[How to complete this task] Give back the data below word for word. Any image in it should be left out.

=== Task input ===

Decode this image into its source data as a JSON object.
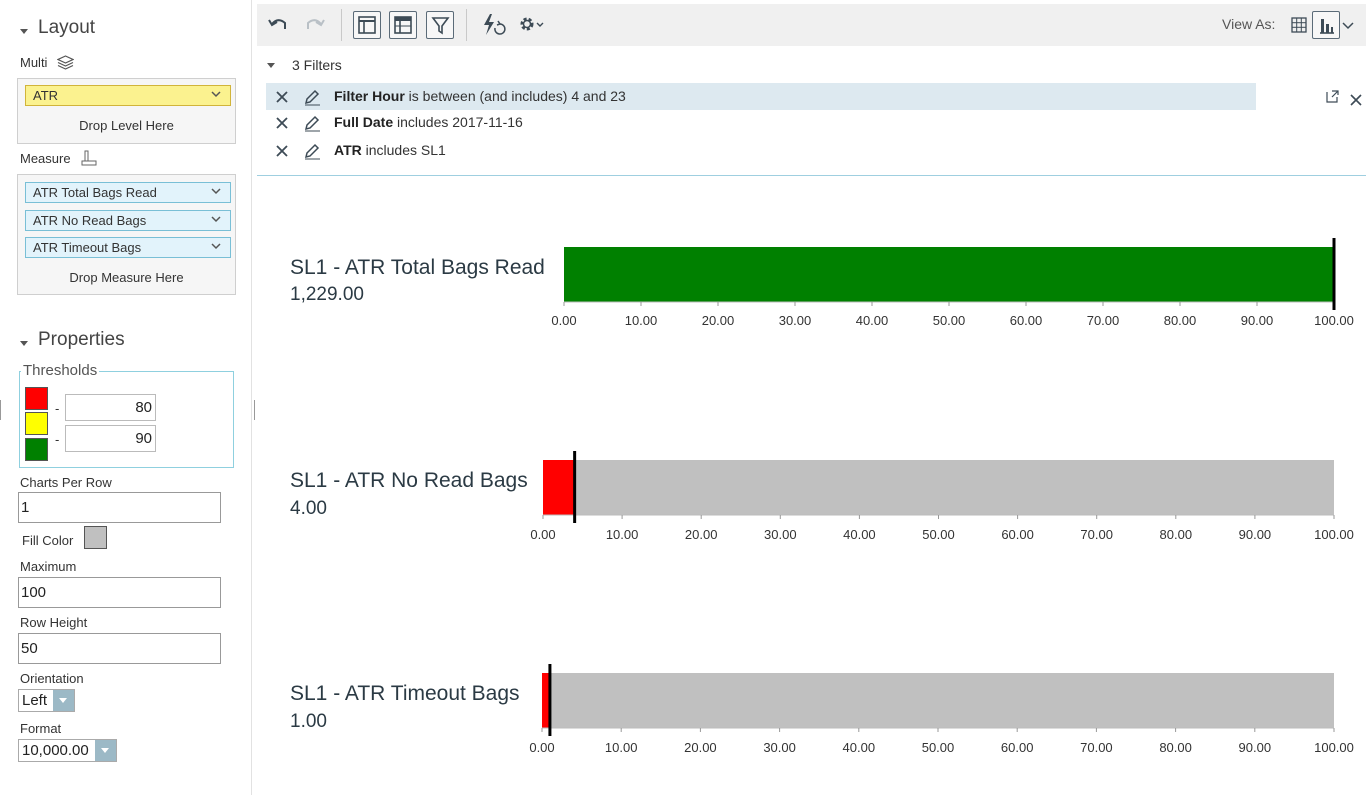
{
  "layout_section": {
    "title": "Layout",
    "multi_label": "Multi",
    "level_pill": "ATR",
    "drop_level_text": "Drop Level Here",
    "measure_label": "Measure",
    "measures": [
      "ATR Total Bags Read",
      "ATR No Read Bags",
      "ATR Timeout Bags"
    ],
    "drop_measure_text": "Drop Measure Here"
  },
  "properties_section": {
    "title": "Properties",
    "thresholds_label": "Thresholds",
    "threshold_dash": "-",
    "threshold_low": "80",
    "threshold_high": "90",
    "threshold_colors": {
      "low": "#ff0000",
      "mid": "#ffff00",
      "high": "#008000"
    },
    "charts_per_row_label": "Charts Per Row",
    "charts_per_row": "1",
    "fill_color_label": "Fill Color",
    "fill_color": "#c0c0c0",
    "maximum_label": "Maximum",
    "maximum": "100",
    "row_height_label": "Row Height",
    "row_height": "50",
    "orientation_label": "Orientation",
    "orientation": "Left",
    "format_label": "Format",
    "format": "10,000.00"
  },
  "toolbar": {
    "icons": [
      "undo-icon",
      "redo-icon",
      "layout-panel-icon",
      "table-layout-icon",
      "filter-icon",
      "auto-refresh-icon",
      "settings-icon"
    ],
    "view_as_label": "View As:",
    "view_icons": [
      "grid-view-icon",
      "chart-view-icon"
    ]
  },
  "filters": {
    "header": "3 Filters",
    "items": [
      {
        "field": "Filter Hour",
        "condition": " is between (and includes) 4 and 23"
      },
      {
        "field": "Full Date",
        "condition": " includes 2017-11-16"
      },
      {
        "field": "ATR",
        "condition": " includes SL1"
      }
    ]
  },
  "colors": {
    "accent": "#79bfd6",
    "green": "#008000",
    "red": "#ff0000",
    "track": "#c0c0c0"
  },
  "chart_data": [
    {
      "type": "bar",
      "title": "SL1 - ATR Total Bags Read",
      "value_label": "1,229.00",
      "value": 1229,
      "target": 100,
      "xlim": [
        0,
        100
      ],
      "ticks": [
        "0.00",
        "10.00",
        "20.00",
        "30.00",
        "40.00",
        "50.00",
        "60.00",
        "70.00",
        "80.00",
        "90.00",
        "100.00"
      ],
      "bar_color": "#008000"
    },
    {
      "type": "bar",
      "title": "SL1 - ATR No Read Bags",
      "value_label": "4.00",
      "value": 4,
      "target": 4,
      "xlim": [
        0,
        100
      ],
      "ticks": [
        "0.00",
        "10.00",
        "20.00",
        "30.00",
        "40.00",
        "50.00",
        "60.00",
        "70.00",
        "80.00",
        "90.00",
        "100.00"
      ],
      "bar_color": "#ff0000"
    },
    {
      "type": "bar",
      "title": "SL1 - ATR Timeout Bags",
      "value_label": "1.00",
      "value": 1,
      "target": 1,
      "xlim": [
        0,
        100
      ],
      "ticks": [
        "0.00",
        "10.00",
        "20.00",
        "30.00",
        "40.00",
        "50.00",
        "60.00",
        "70.00",
        "80.00",
        "90.00",
        "100.00"
      ],
      "bar_color": "#ff0000"
    }
  ]
}
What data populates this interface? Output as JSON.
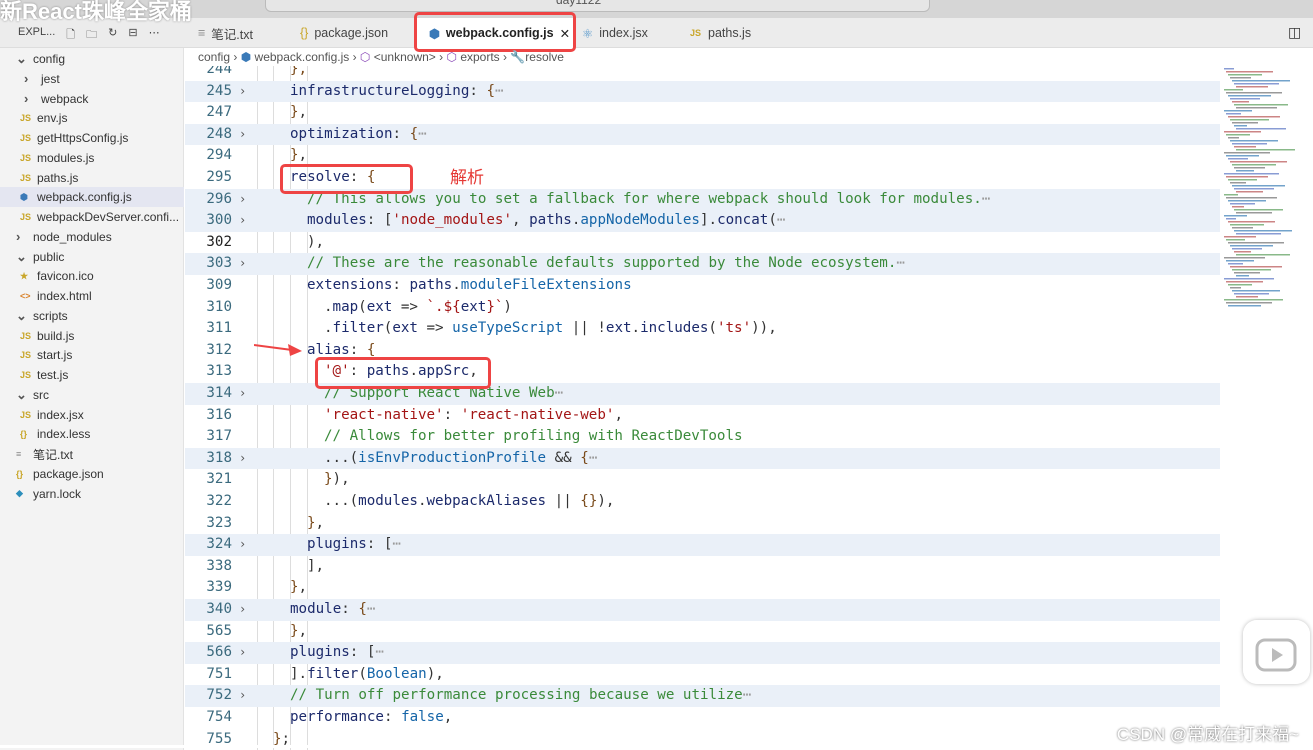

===

[Written answer]
Decode this image into its source data as a JSON object.
{
  "layout_section": {
    "title": "Layout",
    "multi_label": "Multi",
    "level_pill": "ATR",
    "drop_level_text": "Drop Level Here",
    "measure_label": "Measure",
    "measures": [
      "ATR Total Bags Read",
      "ATR No Read Bags",
      "ATR Timeout Bags"
    ],
    "drop_measure_text": "Drop Measure Here"
  },
  "properties_section": {
    "title": "Properties",
    "thresholds_label": "Thresholds",
    "threshold_dash": "-",
    "threshold_low": "80",
    "threshold_high": "90",
    "threshold_colors": {
      "low": "#ff0000",
      "mid": "#ffff00",
      "high": "#008000"
    },
    "charts_per_row_label": "Charts Per Row",
    "charts_per_row": "1",
    "fill_color_label": "Fill Color",
    "fill_color": "#c0c0c0",
    "maximum_label": "Maximum",
    "maximum": "100",
    "row_height_label": "Row Height",
    "row_height": "50",
    "orientation_label": "Orientation",
    "orientation": "Left",
    "format_label": "Format",
    "format": "10,000.00"
  },
  "toolbar": {
    "icons": [
      "undo-icon",
      "redo-icon",
      "layout-panel-icon",
      "table-layout-icon",
      "filter-icon",
      "auto-refresh-icon",
      "settings-icon"
    ],
    "view_as_label": "View As:",
    "view_icons": [
      "grid-view-icon",
      "chart-view-icon"
    ]
  },
  "filters": {
    "header": "3 Filters",
    "items": [
      {
        "field": "Filter Hour",
        "condition": " is between (and includes) 4 and 23"
      },
      {
        "field": "Full Date",
        "condition": " includes 2017-11-16"
      },
      {
        "field": "ATR",
        "condition": " includes SL1"
      }
    ]
  },
  "colors": {
    "accent": "#79bfd6",
    "green": "#008000",
    "red": "#ff0000",
    "track": "#c0c0c0"
  },
  "chart_data": [
    {
      "type": "bar",
      "title": "SL1 - ATR Total Bags Read",
      "value_label": "1,229.00",
      "value": 1229,
      "target": 100,
      "xlim": [
        0,
        100
      ],
      "ticks": [
        "0.00",
        "10.00",
        "20.00",
        "30.00",
        "40.00",
        "50.00",
        "60.00",
        "70.00",
        "80.00",
        "90.00",
        "100.00"
      ],
      "bar_color": "#008000"
    },
    {
      "type": "bar",
      "title": "SL1 - ATR No Read Bags",
      "value_label": "4.00",
      "value": 4,
      "target": 4,
      "xlim": [
        0,
        100
      ],
      "ticks": [
        "0.00",
        "10.00",
        "20.00",
        "30.00",
        "40.00",
        "50.00",
        "60.00",
        "70.00",
        "80.00",
        "90.00",
        "100.00"
      ],
      "bar_color": "#ff0000"
    },
    {
      "type": "bar",
      "title": "SL1 - ATR Timeout Bags",
      "value_label": "1.00",
      "value": 1,
      "target": 1,
      "xlim": [
        0,
        100
      ],
      "ticks": [
        "0.00",
        "10.00",
        "20.00",
        "30.00",
        "40.00",
        "50.00",
        "60.00",
        "70.00",
        "80.00",
        "90.00",
        "100.00"
      ],
      "bar_color": "#ff0000"
    }
  ]
}
What data populates this interface? Output as JSON.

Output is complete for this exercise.